"I practically grew up with my Commodore Amiga 500 computer..."
The Amiga 500The Commodore Amiga 500 is a brilliant computer, running at only 7 Mhz on a Motorola 68000 CPU, with 512 Kb of RAM and a few specially designed custom chips that provide very good graphics and sound capabilities. It appeared around 1987.
HistoryI used to have an Commodore VIC-20 and a Commodore 64 (C64) computer as a kid, but it was really only when I got an Amiga 500 computer and joined the Amiga demoscene, that I started to learn programming.
In those days, you needed to get yourself some classy alias (such
as Midnight Maniac or Psycho).
I called myself TAS (abbreviation that I will not explain).
Then you needed to be good at doing something on the computer.
Playing games was only something you did when you were utterly bored,
so you needed to be able to program the computer,
make funky computer music or pixelate computer images.
I learned programming on the Amiga by debugging other people's code (games and other demos). Back then I never really read a book about programming and the only language there was if you wanted to go anywhere on a 7.14 Mhz computer, was assembler code.

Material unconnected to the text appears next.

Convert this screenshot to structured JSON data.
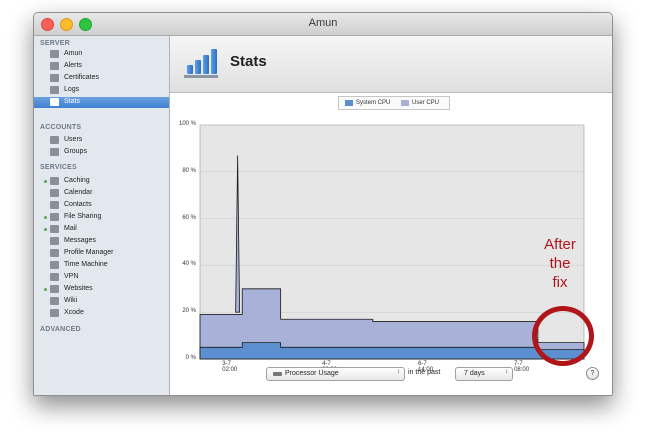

So I spent some long nights trying to figure out how to program assembly using a primitive debugger. I was 14 at the time.

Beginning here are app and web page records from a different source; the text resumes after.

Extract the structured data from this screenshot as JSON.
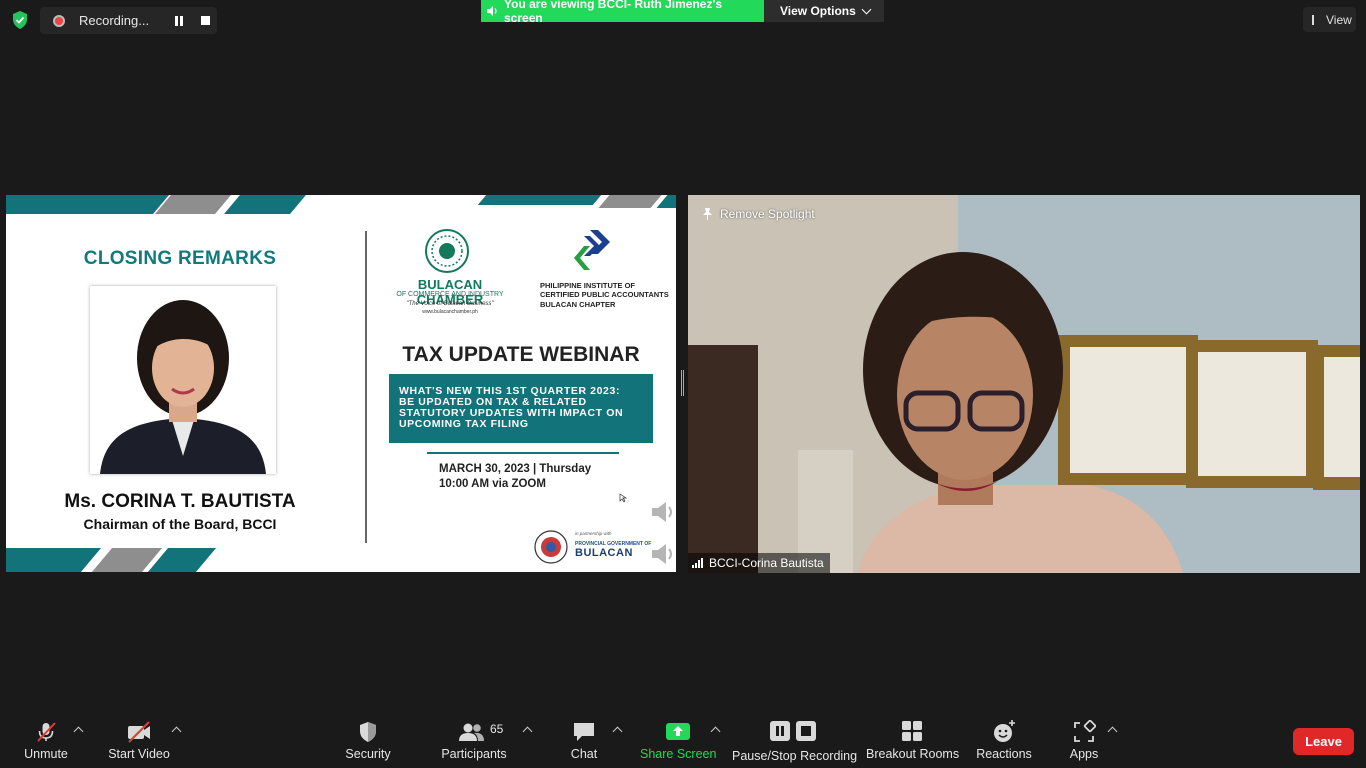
{
  "top_bar": {
    "recording_label": "Recording...",
    "viewing_banner": "You are viewing BCCI- Ruth Jimenez's screen",
    "view_options_label": "View Options",
    "view_label": "View"
  },
  "shared_screen": {
    "closing_heading": "CLOSING REMARKS",
    "speaker_name": "Ms. CORINA T. BAUTISTA",
    "speaker_title": "Chairman of the Board, BCCI",
    "bcci_name": "BULACAN CHAMBER",
    "bcci_sub": "OF COMMERCE AND INDUSTRY",
    "bcci_tagline": "\"The Voice of Bulacan Business\"",
    "bcci_url": "www.bulacanchamber.ph",
    "picpa_line1": "PHILIPPINE INSTITUTE OF",
    "picpa_line2": "CERTIFIED PUBLIC ACCOUNTANTS",
    "picpa_line3": "BULACAN CHAPTER",
    "webinar_title": "TAX UPDATE WEBINAR",
    "webinar_box_line1": "WHAT'S NEW THIS 1ST QUARTER 2023:",
    "webinar_box_line2": "BE UPDATED ON TAX & RELATED",
    "webinar_box_line3": "STATUTORY UPDATES WITH IMPACT ON",
    "webinar_box_line4": "UPCOMING TAX FILING",
    "date_line": "MARCH 30, 2023 | Thursday",
    "time_line": "10:00 AM via ZOOM",
    "partner_text": "in partnership with",
    "province_text": "PROVINCIAL GOVERNMENT OF",
    "province_name": "BULACAN"
  },
  "video_tile": {
    "remove_spotlight_label": "Remove Spotlight",
    "participant_name": "BCCI-Corina Bautista"
  },
  "toolbar": {
    "unmute_label": "Unmute",
    "start_video_label": "Start Video",
    "security_label": "Security",
    "participants_label": "Participants",
    "participants_count": "65",
    "chat_label": "Chat",
    "share_screen_label": "Share Screen",
    "pause_stop_label": "Pause/Stop Recording",
    "breakout_label": "Breakout Rooms",
    "reactions_label": "Reactions",
    "apps_label": "Apps",
    "leave_label": "Leave"
  },
  "colors": {
    "share_green": "#23d959",
    "leave_red": "#e02828",
    "slide_teal": "#12737a"
  },
  "icons": [
    "shield-check-icon",
    "record-icon",
    "pause-icon",
    "stop-icon",
    "speaker-icon",
    "chevron-down-icon",
    "view-icon",
    "pin-icon",
    "signal-icon",
    "mic-muted-icon",
    "video-off-icon",
    "security-shield-icon",
    "participants-icon",
    "chat-icon",
    "share-screen-icon",
    "pause-stop-icon",
    "breakout-icon",
    "reactions-icon",
    "apps-icon"
  ]
}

To be a cool dude on the Amiga you also needed to be member of a cool group. Members of the group would swap games, crack games, party and create demos. The groups also had to have a fancy name: D.I.E.D, The Popes, Trilogy (cracker group), Skid Row, Paradox (cool cracker group; still going strong), Palace and Parasite. I was member of all these groups, even though some only for a brief period.
The FilesThe files you can download here are some of my productions from that time. Source-code and Amiga file is available at the bottom of this page. Watch the video above or click the screenshot images below.
Click on the images to view in
All images are from the demo2
demo available from the link
The Demo2 demo is probably the last thing I ever did on the Amiga. It was also one of my most successful demos. It was developed in cooperation with Gargoyle (Martin Amor) and other members of the Parasite demo group who also supplied music and graphics. We released it late November 1993.
The source code for the demo is also downloadable,
but I must say that I find it unlikely that you will be able to
recompile the entire demo from the sources.
And do remember, its all assembly code. No high-level crap, like C or C++. It's largely uncommented, full of hard-coded constants, obscene language and magically appearing numbers! Heck, it would be at least 4 more years before I even started to consider learning another programming language than assembly or open a book about structured programming!
How to view the filesTo view the demo, you generally need an Amiga 500 computer. Of course it is quite hard to get one now a days, so I suggest that you find a good emulator. There are several great free-ware emulators around. One of the best is the Windows WinUAE, which runs all my old stuff (see link below). It also comes in a DOS, Mac, UNIX and LINUX version.
The files inside the ZIP download have ADF extensions. This is the file format used by the WinUAE emulator.
Please don't ask me to help you with setting up the emulator; you're on your own. Your configuration should however be something like this to match my old Amiga 500:
- Motorola 68000 CPU
- Kickstart 1.3 ROM
- 512 Kb chip RAM
- 512 Kb additional slow RAM
- No Hard Drive
Source Code DependenciesCommodore Amiga 500
Useful LinksThe WinUAE Amiga Emulator for the PC
|Demo2 disk image (390 Kb)|
The Source Code for Demo2 (209 Kb)